Problem details:
Each record should be written out exactly as it stands.

Input for this task:
☆ ☆ ☆
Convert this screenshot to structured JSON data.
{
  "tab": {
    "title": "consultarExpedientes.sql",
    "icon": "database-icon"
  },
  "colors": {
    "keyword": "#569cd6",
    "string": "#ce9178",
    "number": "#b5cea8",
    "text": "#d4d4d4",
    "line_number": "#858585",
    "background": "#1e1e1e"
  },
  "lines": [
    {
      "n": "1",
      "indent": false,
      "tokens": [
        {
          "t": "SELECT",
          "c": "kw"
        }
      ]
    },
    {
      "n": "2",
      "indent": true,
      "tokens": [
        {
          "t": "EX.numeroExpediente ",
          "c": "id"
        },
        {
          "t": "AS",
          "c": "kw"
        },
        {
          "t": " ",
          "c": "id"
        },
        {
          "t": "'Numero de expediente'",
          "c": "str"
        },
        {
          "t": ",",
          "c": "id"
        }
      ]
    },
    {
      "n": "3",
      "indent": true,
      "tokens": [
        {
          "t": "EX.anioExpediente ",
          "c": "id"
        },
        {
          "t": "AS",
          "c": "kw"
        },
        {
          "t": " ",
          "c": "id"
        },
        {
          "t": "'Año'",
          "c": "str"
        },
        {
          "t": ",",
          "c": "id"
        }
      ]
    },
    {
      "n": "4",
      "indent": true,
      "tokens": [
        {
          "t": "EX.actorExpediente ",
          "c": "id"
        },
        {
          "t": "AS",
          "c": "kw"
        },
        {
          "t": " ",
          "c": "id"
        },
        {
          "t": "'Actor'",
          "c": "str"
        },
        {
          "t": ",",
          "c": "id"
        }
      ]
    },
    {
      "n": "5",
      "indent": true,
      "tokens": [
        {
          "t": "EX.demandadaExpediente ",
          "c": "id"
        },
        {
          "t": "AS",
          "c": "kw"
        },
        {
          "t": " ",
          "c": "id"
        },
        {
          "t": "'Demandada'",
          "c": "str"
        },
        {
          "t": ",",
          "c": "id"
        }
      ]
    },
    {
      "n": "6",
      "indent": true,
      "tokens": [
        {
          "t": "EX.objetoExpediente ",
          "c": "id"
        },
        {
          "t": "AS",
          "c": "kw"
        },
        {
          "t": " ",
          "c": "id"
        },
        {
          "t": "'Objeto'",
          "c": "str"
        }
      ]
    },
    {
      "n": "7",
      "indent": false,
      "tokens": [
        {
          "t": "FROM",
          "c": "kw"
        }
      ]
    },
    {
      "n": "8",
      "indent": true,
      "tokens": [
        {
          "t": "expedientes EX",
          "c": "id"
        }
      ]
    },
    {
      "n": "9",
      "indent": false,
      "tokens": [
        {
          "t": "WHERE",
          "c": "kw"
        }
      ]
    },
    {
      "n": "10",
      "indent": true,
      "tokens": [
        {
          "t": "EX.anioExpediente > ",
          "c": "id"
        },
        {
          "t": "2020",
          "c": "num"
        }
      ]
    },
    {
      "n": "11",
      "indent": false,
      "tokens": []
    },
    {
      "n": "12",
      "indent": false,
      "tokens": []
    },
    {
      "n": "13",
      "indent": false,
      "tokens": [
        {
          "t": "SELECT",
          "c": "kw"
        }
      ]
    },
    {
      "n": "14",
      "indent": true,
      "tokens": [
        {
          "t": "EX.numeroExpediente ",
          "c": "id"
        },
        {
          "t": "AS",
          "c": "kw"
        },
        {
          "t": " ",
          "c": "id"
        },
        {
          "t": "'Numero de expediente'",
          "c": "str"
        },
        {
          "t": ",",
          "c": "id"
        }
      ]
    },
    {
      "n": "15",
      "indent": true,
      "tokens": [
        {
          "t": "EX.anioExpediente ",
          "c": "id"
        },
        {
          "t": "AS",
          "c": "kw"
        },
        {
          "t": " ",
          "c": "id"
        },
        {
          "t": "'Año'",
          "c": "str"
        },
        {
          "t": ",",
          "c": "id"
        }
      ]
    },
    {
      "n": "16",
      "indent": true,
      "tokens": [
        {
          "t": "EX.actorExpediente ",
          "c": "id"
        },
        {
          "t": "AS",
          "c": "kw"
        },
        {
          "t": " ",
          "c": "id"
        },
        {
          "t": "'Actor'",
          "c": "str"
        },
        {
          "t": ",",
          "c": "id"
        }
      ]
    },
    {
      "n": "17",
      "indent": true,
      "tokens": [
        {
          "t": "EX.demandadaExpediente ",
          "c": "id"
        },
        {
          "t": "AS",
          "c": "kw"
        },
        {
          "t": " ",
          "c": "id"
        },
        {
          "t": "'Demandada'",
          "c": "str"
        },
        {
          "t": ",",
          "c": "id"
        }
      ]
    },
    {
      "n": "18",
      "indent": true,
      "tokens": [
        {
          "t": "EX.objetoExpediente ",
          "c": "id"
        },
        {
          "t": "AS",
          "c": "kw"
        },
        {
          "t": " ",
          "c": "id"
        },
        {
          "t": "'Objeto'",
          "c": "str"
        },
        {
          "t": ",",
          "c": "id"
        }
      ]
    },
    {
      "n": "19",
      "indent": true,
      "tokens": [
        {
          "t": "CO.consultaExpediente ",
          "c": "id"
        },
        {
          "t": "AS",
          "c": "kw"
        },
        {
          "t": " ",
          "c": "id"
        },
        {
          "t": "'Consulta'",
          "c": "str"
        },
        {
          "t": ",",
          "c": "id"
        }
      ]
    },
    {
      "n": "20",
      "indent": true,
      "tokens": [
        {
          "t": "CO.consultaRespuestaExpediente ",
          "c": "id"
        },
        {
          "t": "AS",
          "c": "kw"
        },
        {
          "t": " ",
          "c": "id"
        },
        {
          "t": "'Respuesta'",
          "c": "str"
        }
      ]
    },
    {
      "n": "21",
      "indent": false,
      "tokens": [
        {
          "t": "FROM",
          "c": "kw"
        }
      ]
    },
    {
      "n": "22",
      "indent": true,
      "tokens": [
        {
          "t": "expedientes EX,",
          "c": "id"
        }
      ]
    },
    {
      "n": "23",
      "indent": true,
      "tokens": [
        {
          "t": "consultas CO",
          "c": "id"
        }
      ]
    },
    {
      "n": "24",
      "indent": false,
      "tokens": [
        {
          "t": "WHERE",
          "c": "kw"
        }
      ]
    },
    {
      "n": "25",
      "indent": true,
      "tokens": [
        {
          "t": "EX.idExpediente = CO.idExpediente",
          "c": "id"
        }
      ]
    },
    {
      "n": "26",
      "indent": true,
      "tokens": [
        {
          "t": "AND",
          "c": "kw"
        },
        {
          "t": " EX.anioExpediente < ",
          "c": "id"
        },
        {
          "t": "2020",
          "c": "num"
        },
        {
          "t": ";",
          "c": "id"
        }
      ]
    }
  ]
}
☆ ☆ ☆
Problem solution:
Convert this screenshot to structured JSON data.
{
  "tab": {
    "title": "consultarExpedientes.sql",
    "icon": "database-icon"
  },
  "colors": {
    "keyword": "#569cd6",
    "string": "#ce9178",
    "number": "#b5cea8",
    "text": "#d4d4d4",
    "line_number": "#858585",
    "background": "#1e1e1e"
  },
  "lines": [
    {
      "n": "1",
      "indent": false,
      "tokens": [
        {
          "t": "SELECT",
          "c": "kw"
        }
      ]
    },
    {
      "n": "2",
      "indent": true,
      "tokens": [
        {
          "t": "EX.numeroExpediente ",
          "c": "id"
        },
        {
          "t": "AS",
          "c": "kw"
        },
        {
          "t": " ",
          "c": "id"
        },
        {
          "t": "'Numero de expediente'",
          "c": "str"
        },
        {
          "t": ",",
          "c": "id"
        }
      ]
    },
    {
      "n": "3",
      "indent": true,
      "tokens": [
        {
          "t": "EX.anioExpediente ",
          "c": "id"
        },
        {
          "t": "AS",
          "c": "kw"
        },
        {
          "t": " ",
          "c": "id"
        },
        {
          "t": "'Año'",
          "c": "str"
        },
        {
          "t": ",",
          "c": "id"
        }
      ]
    },
    {
      "n": "4",
      "indent": true,
      "tokens": [
        {
          "t": "EX.actorExpediente ",
          "c": "id"
        },
        {
          "t": "AS",
          "c": "kw"
        },
        {
          "t": " ",
          "c": "id"
        },
        {
          "t": "'Actor'",
          "c": "str"
        },
        {
          "t": ",",
          "c": "id"
        }
      ]
    },
    {
      "n": "5",
      "indent": true,
      "tokens": [
        {
          "t": "EX.demandadaExpediente ",
          "c": "id"
        },
        {
          "t": "AS",
          "c": "kw"
        },
        {
          "t": " ",
          "c": "id"
        },
        {
          "t": "'Demandada'",
          "c": "str"
        },
        {
          "t": ",",
          "c": "id"
        }
      ]
    },
    {
      "n": "6",
      "indent": true,
      "tokens": [
        {
          "t": "EX.objetoExpediente ",
          "c": "id"
        },
        {
          "t": "AS",
          "c": "kw"
        },
        {
          "t": " ",
          "c": "id"
        },
        {
          "t": "'Objeto'",
          "c": "str"
        }
      ]
    },
    {
      "n": "7",
      "indent": false,
      "tokens": [
        {
          "t": "FROM",
          "c": "kw"
        }
      ]
    },
    {
      "n": "8",
      "indent": true,
      "tokens": [
        {
          "t": "expedientes EX",
          "c": "id"
        }
      ]
    },
    {
      "n": "9",
      "indent": false,
      "tokens": [
        {
          "t": "WHERE",
          "c": "kw"
        }
      ]
    },
    {
      "n": "10",
      "indent": true,
      "tokens": [
        {
          "t": "EX.anioExpediente > ",
          "c": "id"
        },
        {
          "t": "2020",
          "c": "num"
        }
      ]
    },
    {
      "n": "11",
      "indent": false,
      "tokens": []
    },
    {
      "n": "12",
      "indent": false,
      "tokens": []
    },
    {
      "n": "13",
      "indent": false,
      "tokens": [
        {
          "t": "SELECT",
          "c": "kw"
        }
      ]
    },
    {
      "n": "14",
      "indent": true,
      "tokens": [
        {
          "t": "EX.numeroExpediente ",
          "c": "id"
        },
        {
          "t": "AS",
          "c": "kw"
        },
        {
          "t": " ",
          "c": "id"
        },
        {
          "t": "'Numero de expediente'",
          "c": "str"
        },
        {
          "t": ",",
          "c": "id"
        }
      ]
    },
    {
      "n": "15",
      "indent": true,
      "tokens": [
        {
          "t": "EX.anioExpediente ",
          "c": "id"
        },
        {
          "t": "AS",
          "c": "kw"
        },
        {
          "t": " ",
          "c": "id"
        },
        {
          "t": "'Año'",
          "c": "str"
        },
        {
          "t": ",",
          "c": "id"
        }
      ]
    },
    {
      "n": "16",
      "indent": true,
      "tokens": [
        {
          "t": "EX.actorExpediente ",
          "c": "id"
        },
        {
          "t": "AS",
          "c": "kw"
        },
        {
          "t": " ",
          "c": "id"
        },
        {
          "t": "'Actor'",
          "c": "str"
        },
        {
          "t": ",",
          "c": "id"
        }
      ]
    },
    {
      "n": "17",
      "indent": true,
      "tokens": [
        {
          "t": "EX.demandadaExpediente ",
          "c": "id"
        },
        {
          "t": "AS",
          "c": "kw"
        },
        {
          "t": " ",
          "c": "id"
        },
        {
          "t": "'Demandada'",
          "c": "str"
        },
        {
          "t": ",",
          "c": "id"
        }
      ]
    },
    {
      "n": "18",
      "indent": true,
      "tokens": [
        {
          "t": "EX.objetoExpediente ",
          "c": "id"
        },
        {
          "t": "AS",
          "c": "kw"
        },
        {
          "t": " ",
          "c": "id"
        },
        {
          "t": "'Objeto'",
          "c": "str"
        },
        {
          "t": ",",
          "c": "id"
        }
      ]
    },
    {
      "n": "19",
      "indent": true,
      "tokens": [
        {
          "t": "CO.consultaExpediente ",
          "c": "id"
        },
        {
          "t": "AS",
          "c": "kw"
        },
        {
          "t": " ",
          "c": "id"
        },
        {
          "t": "'Consulta'",
          "c": "str"
        },
        {
          "t": ",",
          "c": "id"
        }
      ]
    },
    {
      "n": "20",
      "indent": true,
      "tokens": [
        {
          "t": "CO.consultaRespuestaExpediente ",
          "c": "id"
        },
        {
          "t": "AS",
          "c": "kw"
        },
        {
          "t": " ",
          "c": "id"
        },
        {
          "t": "'Respuesta'",
          "c": "str"
        }
      ]
    },
    {
      "n": "21",
      "indent": false,
      "tokens": [
        {
          "t": "FROM",
          "c": "kw"
        }
      ]
    },
    {
      "n": "22",
      "indent": true,
      "tokens": [
        {
          "t": "expedientes EX,",
          "c": "id"
        }
      ]
    },
    {
      "n": "23",
      "indent": true,
      "tokens": [
        {
          "t": "consultas CO",
          "c": "id"
        }
      ]
    },
    {
      "n": "24",
      "indent": false,
      "tokens": [
        {
          "t": "WHERE",
          "c": "kw"
        }
      ]
    },
    {
      "n": "25",
      "indent": true,
      "tokens": [
        {
          "t": "EX.idExpediente = CO.idExpediente",
          "c": "id"
        }
      ]
    },
    {
      "n": "26",
      "indent": true,
      "tokens": [
        {
          "t": "AND",
          "c": "kw"
        },
        {
          "t": " EX.anioExpediente < ",
          "c": "id"
        },
        {
          "t": "2020",
          "c": "num"
        },
        {
          "t": ";",
          "c": "id"
        }
      ]
    }
  ]
}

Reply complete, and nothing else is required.